#### Assignment:
Here is the listing. Report each line in it that contains the string "selected".
----
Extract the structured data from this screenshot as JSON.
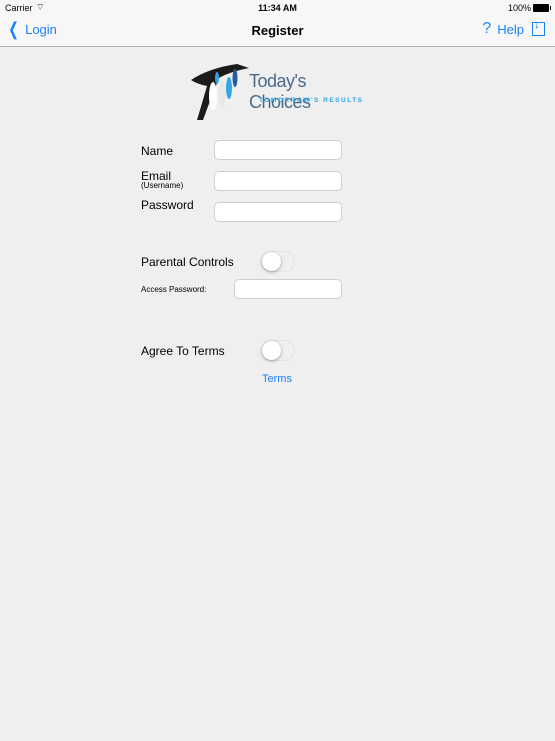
{
  "status_bar": {
    "carrier": "Carrier",
    "wifi_icon": "wifi-icon",
    "time": "11:34 AM",
    "battery_percent": "100%",
    "battery_icon": "battery-icon"
  },
  "nav_bar": {
    "back_label": "Login",
    "back_icon": "chevron-left-icon",
    "title": "Register",
    "help_icon": "question-mark-icon",
    "help_label": "Help",
    "share_icon": "download-icon"
  },
  "logo": {
    "title": "Today's Choices",
    "tagline": "TOMORROW'S RESULTS"
  },
  "form": {
    "name_label": "Name",
    "name_value": "",
    "email_label": "Email",
    "email_sublabel": "(Username)",
    "email_value": "",
    "password_label": "Password",
    "password_value": "",
    "parental_controls_label": "Parental Controls",
    "parental_controls_on": false,
    "access_password_label": "Access Password:",
    "access_password_value": "",
    "agree_terms_label": "Agree To Terms",
    "agree_terms_on": false,
    "terms_link": "Terms"
  }
}
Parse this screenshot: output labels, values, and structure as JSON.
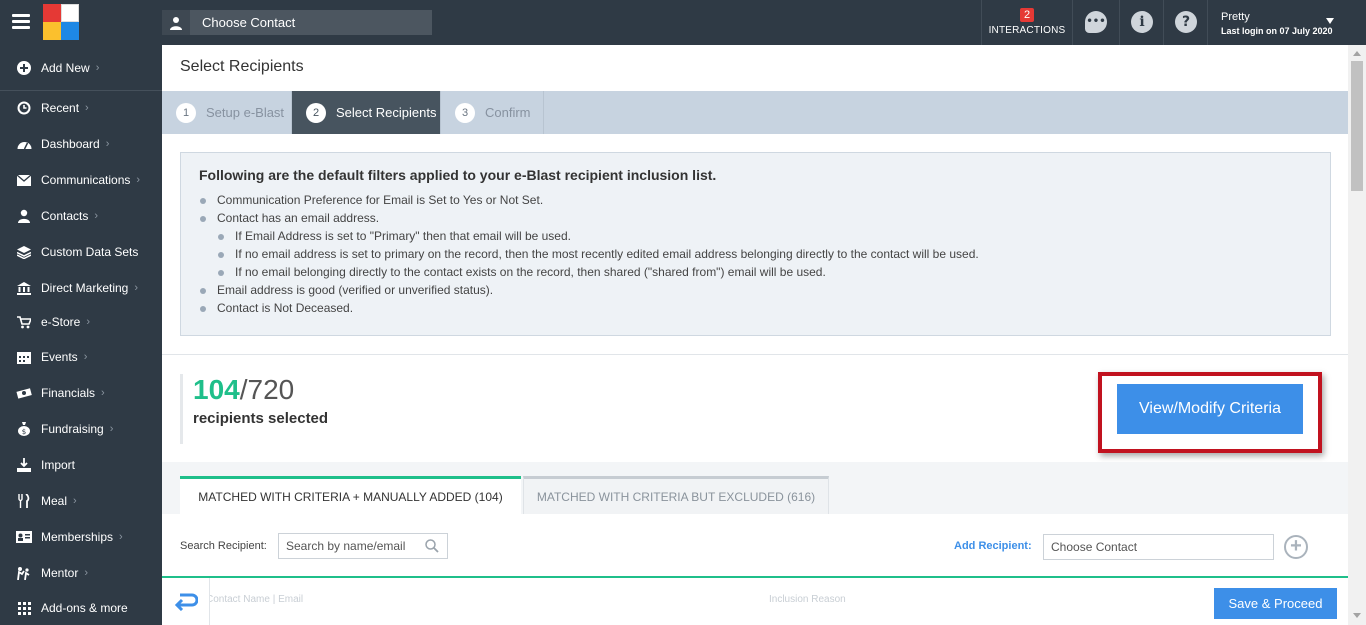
{
  "topbar": {
    "contact_picker_label": "Choose Contact",
    "interactions_count": "2",
    "interactions_label": "INTERACTIONS",
    "icons": [
      "chat-icon",
      "info-icon",
      "help-icon"
    ],
    "user_name": "Pretty",
    "last_login": "Last login on 07 July 2020"
  },
  "sidebar": {
    "items": [
      {
        "label": "Add New",
        "icon": "plus-circle-icon"
      },
      {
        "label": "Recent",
        "icon": "history-icon"
      },
      {
        "label": "Dashboard",
        "icon": "dashboard-icon"
      },
      {
        "label": "Communications",
        "icon": "envelope-icon"
      },
      {
        "label": "Contacts",
        "icon": "user-icon"
      },
      {
        "label": "Custom Data Sets",
        "icon": "layers-icon"
      },
      {
        "label": "Direct Marketing",
        "icon": "bank-icon"
      },
      {
        "label": "e-Store",
        "icon": "cart-icon"
      },
      {
        "label": "Events",
        "icon": "calendar-icon"
      },
      {
        "label": "Financials",
        "icon": "money-icon"
      },
      {
        "label": "Fundraising",
        "icon": "money-bag-icon"
      },
      {
        "label": "Import",
        "icon": "import-icon"
      },
      {
        "label": "Meal",
        "icon": "cutlery-icon"
      },
      {
        "label": "Memberships",
        "icon": "id-card-icon"
      },
      {
        "label": "Mentor",
        "icon": "mentor-icon"
      },
      {
        "label": "Add-ons & more",
        "icon": "grid-icon"
      }
    ]
  },
  "page": {
    "title": "Select Recipients",
    "steps": [
      {
        "num": "1",
        "label": "Setup e-Blast"
      },
      {
        "num": "2",
        "label": "Select Recipients"
      },
      {
        "num": "3",
        "label": "Confirm"
      }
    ],
    "filters": {
      "heading": "Following are the default filters applied to your e-Blast recipient inclusion list.",
      "rules": [
        "Communication Preference for Email is Set to Yes or Not Set.",
        "Contact has an email address.",
        "If Email Address is set to \"Primary\" then that email will be used.",
        "If no email address is set to primary on the record, then the most recently edited email address belonging directly to the contact will be used.",
        "If no email belonging directly to the contact exists on the record, then shared (\"shared from\") email will be used.",
        "Email address is good (verified or unverified status).",
        "Contact is Not Deceased."
      ]
    },
    "recipients": {
      "selected": "104",
      "total": "/720",
      "label": "recipients selected"
    },
    "criteria_button": "View/Modify Criteria",
    "tabs": [
      {
        "label": "MATCHED WITH CRITERIA + MANUALLY ADDED (104)"
      },
      {
        "label": "MATCHED WITH CRITERIA BUT EXCLUDED (616)"
      }
    ],
    "search": {
      "label": "Search Recipient:",
      "placeholder": "Search by name/email"
    },
    "add_recipient": {
      "label": "Add Recipient:",
      "placeholder": "Choose Contact"
    },
    "table_columns": [
      "Contact Name | Email",
      "Inclusion Reason"
    ],
    "save_button": "Save & Proceed"
  },
  "colors": {
    "sidebar_bg": "#2f3a45",
    "accent_blue": "#3d8fe8",
    "accent_green": "#1fbf8a",
    "highlight_red": "#c1121f"
  }
}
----
#### Answer for this exercise:
      "selected": "104",
      "label": "recipients selected"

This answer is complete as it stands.